Married to (Edith) Maud or Maude Webb (nee Penhaligon, b. 1879) in Truro in 1901, he left 6 children. At the time of his death his wife was living (staying or working?) at the Crown and Anchor pub (now a house on Quay Road) in Devoran. Before marriage in 1901, she is listed on the 1901 Census as a (Temperance) Hotel Cook in the River Street Truro. Frederick Webb was listed as a Horse Driver and Waggonner / GWR Carrier with an address at 16 Edward Street, Truro. by the time that his medals were sent through and the complexities of pensions being paid to his wife, she was residing at 7 West Street, Penryn.
The Army and Pensions authorities had difficulties arranging suitable pensions due to the habit of naming boy children after their father, requiring local Devoran Police Station PC9 Albert Killow to clarify the number and names of Webb’s children, all born in Truro:
- Dorothy Maud, born 2 February 1902;
- Frederick Denzil born 12 May 1904;
- Cecil, born in Cury 9 January 1906;
- Frederick Gordon, 19 September 1909;
- Frederick Gordon ‘Donald’, 5 June 1912
- Irene Sylvia, 5 August 1915.

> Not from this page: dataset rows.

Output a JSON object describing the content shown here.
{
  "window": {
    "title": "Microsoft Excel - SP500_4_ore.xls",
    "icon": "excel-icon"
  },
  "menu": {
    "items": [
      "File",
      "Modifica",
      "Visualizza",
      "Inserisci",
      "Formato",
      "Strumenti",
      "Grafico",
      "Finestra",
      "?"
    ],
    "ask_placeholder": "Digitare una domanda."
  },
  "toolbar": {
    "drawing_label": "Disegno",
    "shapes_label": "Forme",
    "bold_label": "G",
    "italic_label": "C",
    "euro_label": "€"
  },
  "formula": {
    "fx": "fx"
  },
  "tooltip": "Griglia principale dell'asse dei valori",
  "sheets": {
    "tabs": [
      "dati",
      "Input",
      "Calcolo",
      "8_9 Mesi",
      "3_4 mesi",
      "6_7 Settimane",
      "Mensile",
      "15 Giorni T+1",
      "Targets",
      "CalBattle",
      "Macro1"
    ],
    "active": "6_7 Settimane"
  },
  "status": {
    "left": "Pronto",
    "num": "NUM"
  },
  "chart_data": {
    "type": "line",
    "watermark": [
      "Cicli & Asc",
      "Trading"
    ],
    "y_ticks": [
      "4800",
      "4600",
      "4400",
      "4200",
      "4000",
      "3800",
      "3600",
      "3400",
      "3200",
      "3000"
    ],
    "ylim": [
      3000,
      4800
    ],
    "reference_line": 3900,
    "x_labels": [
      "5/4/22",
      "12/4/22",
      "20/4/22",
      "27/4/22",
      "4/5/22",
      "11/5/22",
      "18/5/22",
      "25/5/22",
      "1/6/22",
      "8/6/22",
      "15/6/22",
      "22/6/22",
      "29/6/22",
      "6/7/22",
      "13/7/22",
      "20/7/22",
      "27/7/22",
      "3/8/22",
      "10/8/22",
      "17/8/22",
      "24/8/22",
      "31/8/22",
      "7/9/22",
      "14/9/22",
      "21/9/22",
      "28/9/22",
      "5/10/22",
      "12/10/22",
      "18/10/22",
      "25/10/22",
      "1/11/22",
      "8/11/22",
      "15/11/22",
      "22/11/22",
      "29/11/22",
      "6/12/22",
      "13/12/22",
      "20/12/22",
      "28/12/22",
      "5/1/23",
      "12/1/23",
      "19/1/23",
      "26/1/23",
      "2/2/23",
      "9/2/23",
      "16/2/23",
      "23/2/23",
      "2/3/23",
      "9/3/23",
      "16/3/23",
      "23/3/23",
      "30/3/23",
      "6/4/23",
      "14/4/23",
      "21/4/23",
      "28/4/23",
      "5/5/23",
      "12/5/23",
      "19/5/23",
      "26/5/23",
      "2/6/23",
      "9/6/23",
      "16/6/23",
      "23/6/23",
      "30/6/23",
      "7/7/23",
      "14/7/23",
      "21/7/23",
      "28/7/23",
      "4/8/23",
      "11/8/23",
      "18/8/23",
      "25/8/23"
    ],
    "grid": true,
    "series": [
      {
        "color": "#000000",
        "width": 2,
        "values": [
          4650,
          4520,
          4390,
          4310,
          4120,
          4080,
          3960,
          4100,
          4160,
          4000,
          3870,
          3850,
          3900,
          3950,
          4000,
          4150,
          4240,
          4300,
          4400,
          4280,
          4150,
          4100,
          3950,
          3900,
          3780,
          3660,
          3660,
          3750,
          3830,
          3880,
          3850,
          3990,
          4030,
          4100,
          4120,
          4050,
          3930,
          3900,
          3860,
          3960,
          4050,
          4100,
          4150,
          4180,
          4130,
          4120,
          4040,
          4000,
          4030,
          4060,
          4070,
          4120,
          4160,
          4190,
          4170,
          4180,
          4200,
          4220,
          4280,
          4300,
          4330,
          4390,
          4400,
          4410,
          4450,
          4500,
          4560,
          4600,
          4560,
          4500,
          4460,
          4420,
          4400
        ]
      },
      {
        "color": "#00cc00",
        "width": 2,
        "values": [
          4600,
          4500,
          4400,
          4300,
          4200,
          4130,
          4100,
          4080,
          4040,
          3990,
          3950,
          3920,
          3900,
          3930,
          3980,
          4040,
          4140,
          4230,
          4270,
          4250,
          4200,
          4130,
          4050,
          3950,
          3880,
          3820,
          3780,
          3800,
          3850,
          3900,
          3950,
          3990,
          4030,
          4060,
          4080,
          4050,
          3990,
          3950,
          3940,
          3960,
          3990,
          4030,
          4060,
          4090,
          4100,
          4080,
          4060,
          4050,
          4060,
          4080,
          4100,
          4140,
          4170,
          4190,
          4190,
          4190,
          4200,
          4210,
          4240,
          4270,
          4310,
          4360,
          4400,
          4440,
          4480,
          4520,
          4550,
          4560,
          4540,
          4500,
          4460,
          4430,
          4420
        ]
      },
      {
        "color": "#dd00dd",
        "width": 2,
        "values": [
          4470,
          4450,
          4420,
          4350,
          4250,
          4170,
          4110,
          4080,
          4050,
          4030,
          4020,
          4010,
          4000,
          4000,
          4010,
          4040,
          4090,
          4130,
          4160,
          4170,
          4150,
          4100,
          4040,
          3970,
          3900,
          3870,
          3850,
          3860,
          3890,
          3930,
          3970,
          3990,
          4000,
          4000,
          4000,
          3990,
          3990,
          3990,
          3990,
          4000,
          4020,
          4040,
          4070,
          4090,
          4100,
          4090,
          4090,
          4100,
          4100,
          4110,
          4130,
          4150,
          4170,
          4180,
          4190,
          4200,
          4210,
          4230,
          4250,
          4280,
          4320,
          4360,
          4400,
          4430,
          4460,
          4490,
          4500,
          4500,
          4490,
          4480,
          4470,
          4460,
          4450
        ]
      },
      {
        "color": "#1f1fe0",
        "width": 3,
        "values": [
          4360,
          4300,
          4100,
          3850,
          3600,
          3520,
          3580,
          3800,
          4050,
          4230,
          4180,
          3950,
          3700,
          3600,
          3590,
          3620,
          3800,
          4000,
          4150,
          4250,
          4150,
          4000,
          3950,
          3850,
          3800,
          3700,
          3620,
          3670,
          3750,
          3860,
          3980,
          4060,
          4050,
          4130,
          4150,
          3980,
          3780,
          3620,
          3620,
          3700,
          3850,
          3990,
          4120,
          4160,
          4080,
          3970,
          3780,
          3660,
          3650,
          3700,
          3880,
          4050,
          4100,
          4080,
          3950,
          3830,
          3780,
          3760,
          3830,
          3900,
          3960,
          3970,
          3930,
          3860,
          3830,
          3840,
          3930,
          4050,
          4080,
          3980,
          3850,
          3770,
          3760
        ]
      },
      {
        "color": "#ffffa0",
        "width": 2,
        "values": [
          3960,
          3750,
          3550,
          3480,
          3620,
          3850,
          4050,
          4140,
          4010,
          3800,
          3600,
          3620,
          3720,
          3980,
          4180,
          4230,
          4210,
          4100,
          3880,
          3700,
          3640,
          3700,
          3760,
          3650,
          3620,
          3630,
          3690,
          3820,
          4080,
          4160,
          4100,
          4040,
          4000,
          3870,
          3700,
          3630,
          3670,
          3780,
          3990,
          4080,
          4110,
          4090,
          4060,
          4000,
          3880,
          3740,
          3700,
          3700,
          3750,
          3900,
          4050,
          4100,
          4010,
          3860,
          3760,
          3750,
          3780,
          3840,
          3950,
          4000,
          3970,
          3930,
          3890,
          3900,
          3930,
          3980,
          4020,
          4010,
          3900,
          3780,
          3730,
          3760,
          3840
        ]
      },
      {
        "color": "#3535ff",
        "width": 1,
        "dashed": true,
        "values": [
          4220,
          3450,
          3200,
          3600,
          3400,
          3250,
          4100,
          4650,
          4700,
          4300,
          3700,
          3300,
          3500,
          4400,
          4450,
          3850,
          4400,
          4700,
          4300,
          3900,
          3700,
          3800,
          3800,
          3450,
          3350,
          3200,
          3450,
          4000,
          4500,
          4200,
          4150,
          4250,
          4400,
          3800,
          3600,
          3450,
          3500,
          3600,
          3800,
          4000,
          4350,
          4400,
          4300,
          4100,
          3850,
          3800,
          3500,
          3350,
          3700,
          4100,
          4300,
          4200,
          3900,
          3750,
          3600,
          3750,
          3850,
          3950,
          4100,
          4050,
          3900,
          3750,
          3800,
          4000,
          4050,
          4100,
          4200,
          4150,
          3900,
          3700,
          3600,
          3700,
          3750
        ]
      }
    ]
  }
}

Interestingly Sapper Davey who was wounded alongside Webb, T Davey on 18 July 1916 is assumed to be 148552 or 148532 Joseph Davey, formerly 5400 Duke of Cornwall’s Light Infantry. Several other DCLI Cornishmen were also attached to 179 Tunneling Company, RE.
.The underground war was powerfully portrayed in the novel and film of Sebastien Faulks’ Birdsong. More can be found about the Tunneling Companies and their underground mine warfare on Wikipedia and also at Simon Jones’ website.
See also the update on the centenary of his death https://devoranwarmemorial.wordpress.com/2016/07/19/remembering-frederick-webb-of-devoran-died-somme-18-july-1916/
Henry Cecil White was a Private 215895, 745 Area Employment Company, Labour Corps who died 31 October 1918, aged 33. White is buried at II.C.16, St. Pol British Cemetery, St. Pol-sur-Ternoise, France. This cemetery was linked to No.12 Stationary Hospital.
He is listed on the CWGC website as the son of Mr. W.H. and Mrs. E.A. White, Carnon Gate, Devoran, Cornwall.
William Henry White (born 1847, Princetown , Devon, England) married Elizabeth A. White (born 1856, Calstock, Cornwall) in 1884 and they were listed as living at Lydford in Devon in the 1891 census. He appears to have retired to Devoran by 1901 as he was previously a prison warder at Dartmoor Prison (in the era of Sherlock Holmes and The Hound of the Baskervilles)
Henry Cecil White was born at Portland, Dorset in 1886. Living in Carnon Gate with his family, Henry became an apprentice at an iron foundry (fairly illegible 1901 census entry) along with his brother William C. White also born at Portland, Dorset in 1886. Brother Wiiliam became an apprentice wood pattern maker in a foundry, a job that took him to board and live like Henry did in Redruth by the 1911 census. Henry is listed as an Iron Moulder in the 1911 Census. Both brothers were single at the time of the 1911 census.
On his CWGC headstone (pictured at the website) can be found the following short verse chosen by his family: “Call not back/ the dear departed/ Anchored safe/ where storms are o’er”.
Tony Dyson’s 2007 research notes that Henry Cecil White is remembered on the gravestone of his father in Devoran Churchyard, near the rear of the Parish Centre.